By Katie Zheng, TWU Planning Manager
The impact of COVID-19 on our community and economy is undeniable, with Texas experiencing a record high unemployment rate of 13.0% as of June of this year. During this time of crisis, jobs in essential services are in high demand and are more important than ever. We urge those who are seeking employment, particularly women, to consider applying for positions in the water industry. Water is critical to our health and safety in good times, and in bad.
I saw firsthand the importance of clean, reliable water during a crisis many years ago. When I was young, there was an explosion that led to a benzene spill at a petrochemical plant upstream from my hometown in Northeast China, and it contaminated our major source of surface water. Four million people didn’t have access to the municipal water system for five days until the pollutant concentrations in the river had declined below permissible levels. I watched a group of engineers and scientists clean the river and restore potable water to our community and was inspired by their admirable work. I decided in that moment to pursue environmental engineering. Now we are facing a global crisis and are relying on utility workers to keep safe, reliable water running during the COVID-19 pandemic. The first step in preventing the spread of the virus is to wash hands thoroughly. Without our precious resource, this is difficult to do.
The Texas water industry faces a looming workforce shortage, especially for workers involved in the daily operations of water and wastewater plants. As a generation of water and wastewater operators near retirement and new development continues in Texas, it could become more difficult and costly to provide safe drinking water and to protect the state waterways from pollutants if we don’t recruit new talent to our industry.

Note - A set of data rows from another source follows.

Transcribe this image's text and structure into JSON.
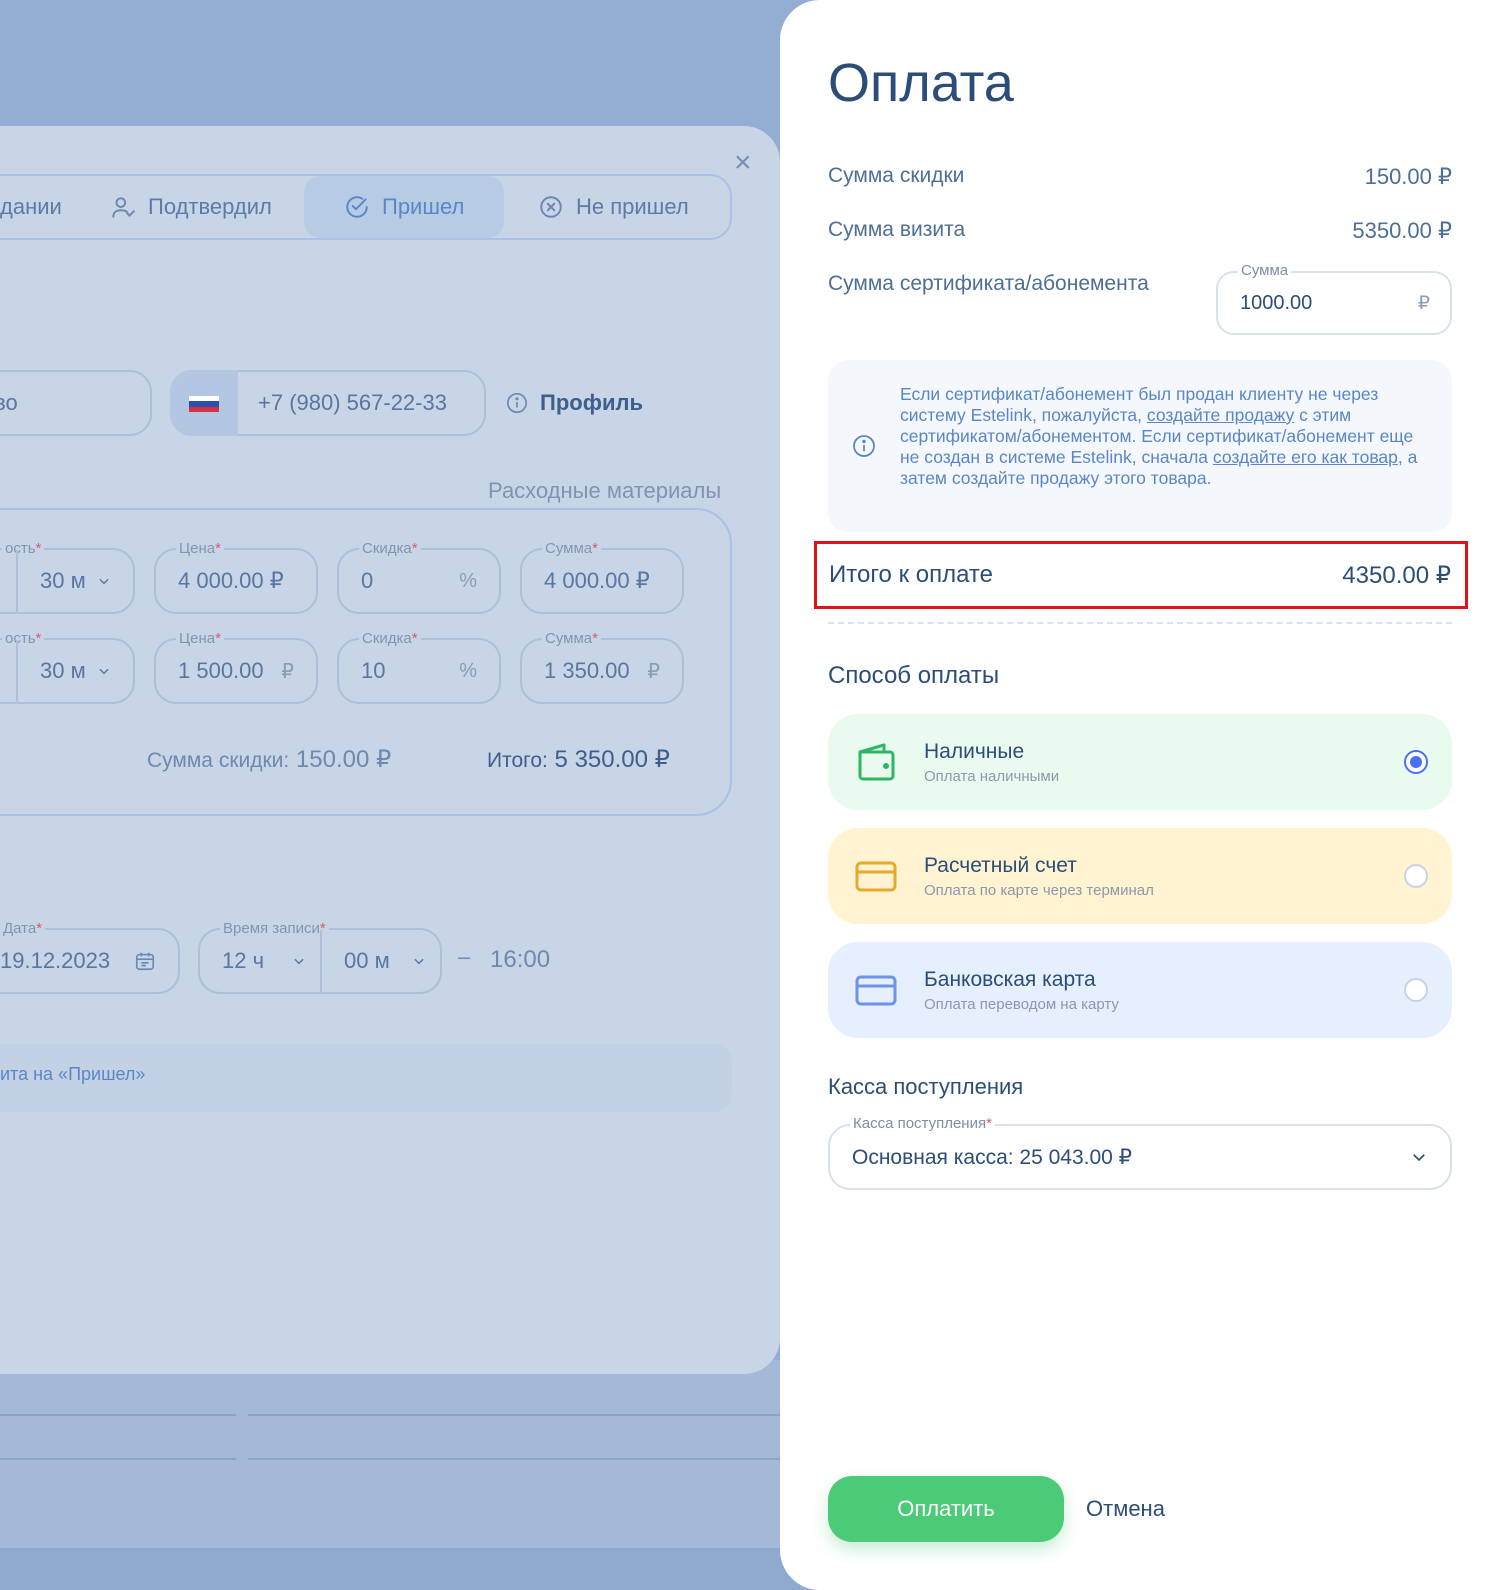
{
  "background": {
    "status_tabs": [
      {
        "label": "дании",
        "icon": "none"
      },
      {
        "label": "Подтвердил",
        "icon": "user-check-icon"
      },
      {
        "label": "Пришел",
        "icon": "check-circle-icon"
      },
      {
        "label": "Не пришел",
        "icon": "x-circle-icon"
      }
    ],
    "client": {
      "name_partial": "тво",
      "phone": "+7 (980) 567-22-33",
      "profile_label": "Профиль"
    },
    "consumables_label": "Расходные материалы",
    "service_rows": [
      {
        "duration_label_partial": "ость",
        "duration": "30 м",
        "price_label": "Цена",
        "price": "4 000.00 ₽",
        "discount_label": "Скидка",
        "discount": "0",
        "discount_unit": "%",
        "sum_label": "Сумма",
        "sum": "4 000.00 ₽"
      },
      {
        "duration_label_partial": "ость",
        "duration": "30 м",
        "price_label": "Цена",
        "price": "1 500.00",
        "price_unit": "₽",
        "discount_label": "Скидка",
        "discount": "10",
        "discount_unit": "%",
        "sum_label": "Сумма",
        "sum": "1 350.00",
        "sum_unit": "₽"
      }
    ],
    "summary": {
      "discount_label": "Сумма скидки:",
      "discount_value": "150.00 ₽",
      "total_label": "Итого:",
      "total_value": "5 350.00 ₽"
    },
    "schedule": {
      "date_label": "Дата",
      "date": "19.12.2023",
      "time_label": "Время записи",
      "hours": "12 ч",
      "minutes": "00 м",
      "dash": "–",
      "end_time": "16:00"
    },
    "note_text": "ита на «Пришел»"
  },
  "payment": {
    "title": "Оплата",
    "discount_label": "Сумма скидки",
    "discount_value": "150.00 ₽",
    "visit_label": "Сумма визита",
    "visit_value": "5350.00 ₽",
    "certificate_label": "Сумма сертификата/абонемента",
    "certificate_input_label": "Сумма",
    "certificate_input_value": "1000.00",
    "certificate_currency": "₽",
    "info": {
      "part1": "Если сертификат/абонемент был продан клиенту не через систему Estelink, пожалуйста, ",
      "link1": "создайте продажу",
      "part2": " с этим сертификатом/абонементом. Если сертификат/абонемент еще не создан в системе Estelink, сначала ",
      "link2": "создайте его как товар",
      "part3": ", а затем создайте продажу этого товара."
    },
    "total_label": "Итого к оплате",
    "total_value": "4350.00 ₽",
    "method_heading": "Способ оплаты",
    "methods": [
      {
        "title": "Наличные",
        "subtitle": "Оплата наличными",
        "icon": "wallet-icon",
        "bg": "#e9fbef",
        "color": "#2fb566",
        "selected": true
      },
      {
        "title": "Расчетный счет",
        "subtitle": "Оплата по карте через терминал",
        "icon": "credit-card-icon",
        "bg": "#fff3d1",
        "color": "#e6a92a",
        "selected": false
      },
      {
        "title": "Банковская карта",
        "subtitle": "Оплата переводом на карту",
        "icon": "bank-card-icon",
        "bg": "#e5effd",
        "color": "#6b93e8",
        "selected": false
      }
    ],
    "cashbox_heading": "Касса поступления",
    "cashbox_label": "Касса поступления",
    "cashbox_value": "Основная касса: 25 043.00 ₽",
    "pay_button": "Оплатить",
    "cancel_button": "Отмена"
  }
}
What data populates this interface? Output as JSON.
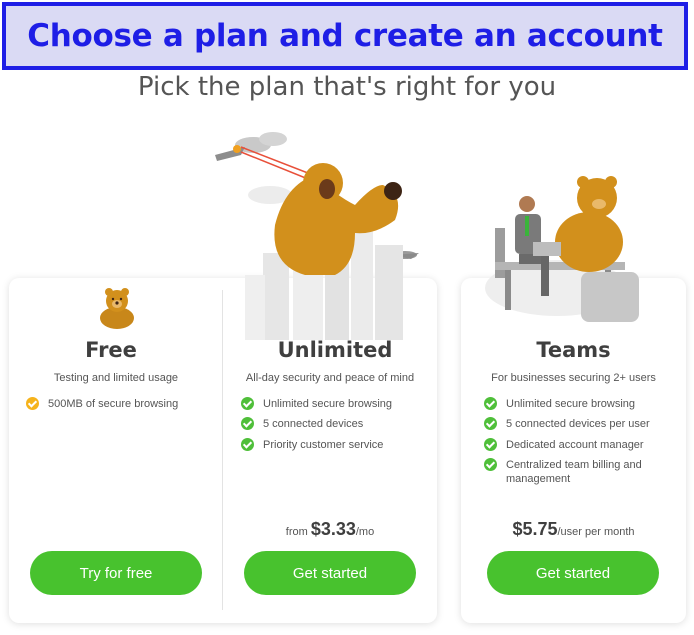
{
  "banner": {
    "title": "Choose a plan and create an account"
  },
  "subtitle": "Pick the plan that's right for you",
  "colors": {
    "banner_border": "#1e1ee6",
    "banner_bg": "#dadaf4",
    "button_green": "#48c22e",
    "check_green": "#4fbf3a",
    "check_orange": "#f6b31b",
    "bear_brown": "#d2901c"
  },
  "plans": [
    {
      "title": "Free",
      "description": "Testing and limited usage",
      "features": [
        "500MB of secure browsing"
      ],
      "feature_icon": "check-circle-orange-icon",
      "price": null,
      "button_label": "Try for free"
    },
    {
      "title": "Unlimited",
      "description": "All-day security and peace of mind",
      "features": [
        "Unlimited secure browsing",
        "5 connected devices",
        "Priority customer service"
      ],
      "feature_icon": "check-circle-green-icon",
      "price": {
        "prefix": "from ",
        "amount": "$3.33",
        "suffix": "/mo"
      },
      "button_label": "Get started"
    },
    {
      "title": "Teams",
      "description": "For businesses securing 2+ users",
      "features": [
        "Unlimited secure browsing",
        "5 connected devices per user",
        "Dedicated account manager",
        "Centralized team billing and management"
      ],
      "feature_icon": "check-circle-green-icon",
      "price": {
        "prefix": "",
        "amount": "$5.75",
        "suffix": "/user per month"
      },
      "button_label": "Get started"
    }
  ]
}
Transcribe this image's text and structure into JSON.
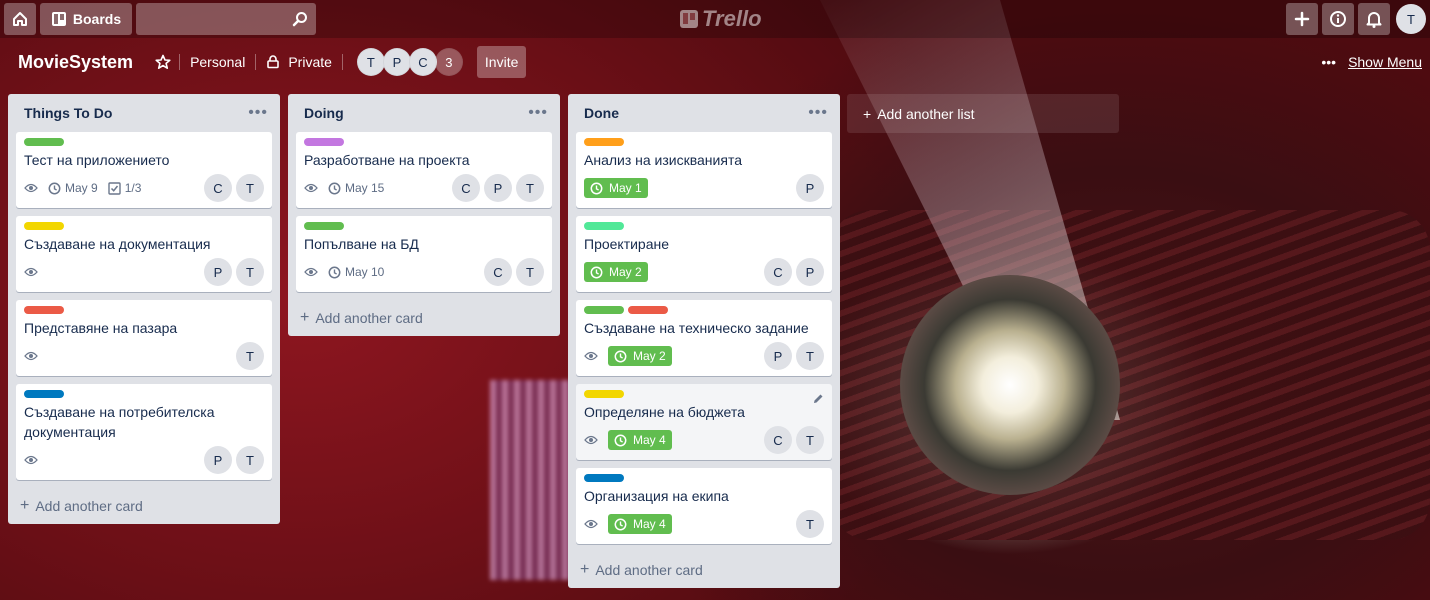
{
  "topbar": {
    "boards_label": "Boards",
    "logo_text": "Trello",
    "user_initial": "T"
  },
  "board": {
    "title": "MovieSystem",
    "team": "Personal",
    "visibility": "Private",
    "members": [
      "T",
      "P",
      "C"
    ],
    "member_count": "3",
    "invite_label": "Invite",
    "show_menu_label": "Show Menu",
    "add_list_label": "Add another list"
  },
  "colors": {
    "green": "#61bd4f",
    "yellow": "#f2d600",
    "orange": "#ff9f1a",
    "red": "#eb5a46",
    "purple": "#c377e0",
    "blue": "#0079bf",
    "lime": "#51e898"
  },
  "lists": [
    {
      "title": "Things To Do",
      "add_card_label": "Add another card",
      "cards": [
        {
          "labels": [
            "#61bd4f"
          ],
          "title": "Тест на приложението",
          "watch": true,
          "due": "May 9",
          "due_done": false,
          "checklist": "1/3",
          "members": [
            "C",
            "T"
          ]
        },
        {
          "labels": [
            "#f2d600"
          ],
          "title": "Създаване на документация",
          "watch": true,
          "due": "",
          "due_done": false,
          "checklist": "",
          "members": [
            "P",
            "T"
          ]
        },
        {
          "labels": [
            "#eb5a46"
          ],
          "title": "Представяне на пазара",
          "watch": true,
          "due": "",
          "due_done": false,
          "checklist": "",
          "members": [
            "T"
          ]
        },
        {
          "labels": [
            "#0079bf"
          ],
          "title": "Създаване на потребителска документация",
          "watch": true,
          "due": "",
          "due_done": false,
          "checklist": "",
          "members": [
            "P",
            "T"
          ]
        }
      ]
    },
    {
      "title": "Doing",
      "add_card_label": "Add another card",
      "cards": [
        {
          "labels": [
            "#c377e0"
          ],
          "title": "Разработване на проекта",
          "watch": true,
          "due": "May 15",
          "due_done": false,
          "checklist": "",
          "members": [
            "C",
            "P",
            "T"
          ]
        },
        {
          "labels": [
            "#61bd4f"
          ],
          "title": "Попълване на БД",
          "watch": true,
          "due": "May 10",
          "due_done": false,
          "checklist": "",
          "members": [
            "C",
            "T"
          ]
        }
      ]
    },
    {
      "title": "Done",
      "add_card_label": "Add another card",
      "cards": [
        {
          "labels": [
            "#ff9f1a"
          ],
          "title": "Анализ на изискванията",
          "watch": false,
          "due": "May 1",
          "due_done": true,
          "checklist": "",
          "members": [
            "P"
          ]
        },
        {
          "labels": [
            "#51e898"
          ],
          "title": "Проектиране",
          "watch": false,
          "due": "May 2",
          "due_done": true,
          "checklist": "",
          "members": [
            "C",
            "P"
          ]
        },
        {
          "labels": [
            "#61bd4f",
            "#eb5a46"
          ],
          "title": "Създаване на техническо задание",
          "watch": true,
          "due": "May 2",
          "due_done": true,
          "checklist": "",
          "members": [
            "P",
            "T"
          ]
        },
        {
          "labels": [
            "#f2d600"
          ],
          "title": "Определяне на бюджета",
          "watch": true,
          "due": "May 4",
          "due_done": true,
          "checklist": "",
          "members": [
            "C",
            "T"
          ],
          "hover_edit": true
        },
        {
          "labels": [
            "#0079bf"
          ],
          "title": "Организация на екипа",
          "watch": true,
          "due": "May 4",
          "due_done": true,
          "checklist": "",
          "members": [
            "T"
          ]
        }
      ]
    }
  ]
}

As the co-chair of the Workforce Development Committee at the Water Environment Association of Texas (WEAT), I work to promote water career awareness across the state. Our goal is to support a diverse range of people entering the water utility workforce at multiple stages in order to create a “pipeline” of water workers.
As a female engineer, I have frequently been the only woman in the room during meetings. Overall, women are underrepresented in STEM fields, and the water utility sector remains male-dominated. A recent report by the World Bank’s Water Global Practice reveals that less than one in five water workers are women, and that only 18% of technical and leadership roles in the sector’s workforce are held by women. Fortunately, the water industry is encouraging women and diverse workers to get involved in STEM fields and assume leadership roles. I urge women to join professional organizations and mentorship programs that support these efforts.
For those interested in working in the water sector, many high schools and community colleges offer on-the-job training programs that are accredited by the Texas Commission on Environmental Quality (TCEQ). Now is an opportune time for students and new graduates to explore these programs as water operators are essential workers who can earn competitive wages, face lower educational barriers to entry, develop extensive knowledge and cross-disciplinary skills, and have the ability to work independently in the field. Given the current public health crisis, providing clean water is more important than ever and now is a good time to pursue a career in the water industry where people can make a difference. While over two million Texans are facing unemployment, SouthWest Water Company is hiring and committed to keeping employees safe and healthy. I hope that the tireless efforts of our frontline workers during this crisis will inspire professionals across the state to join our industry in the same way they inspired me.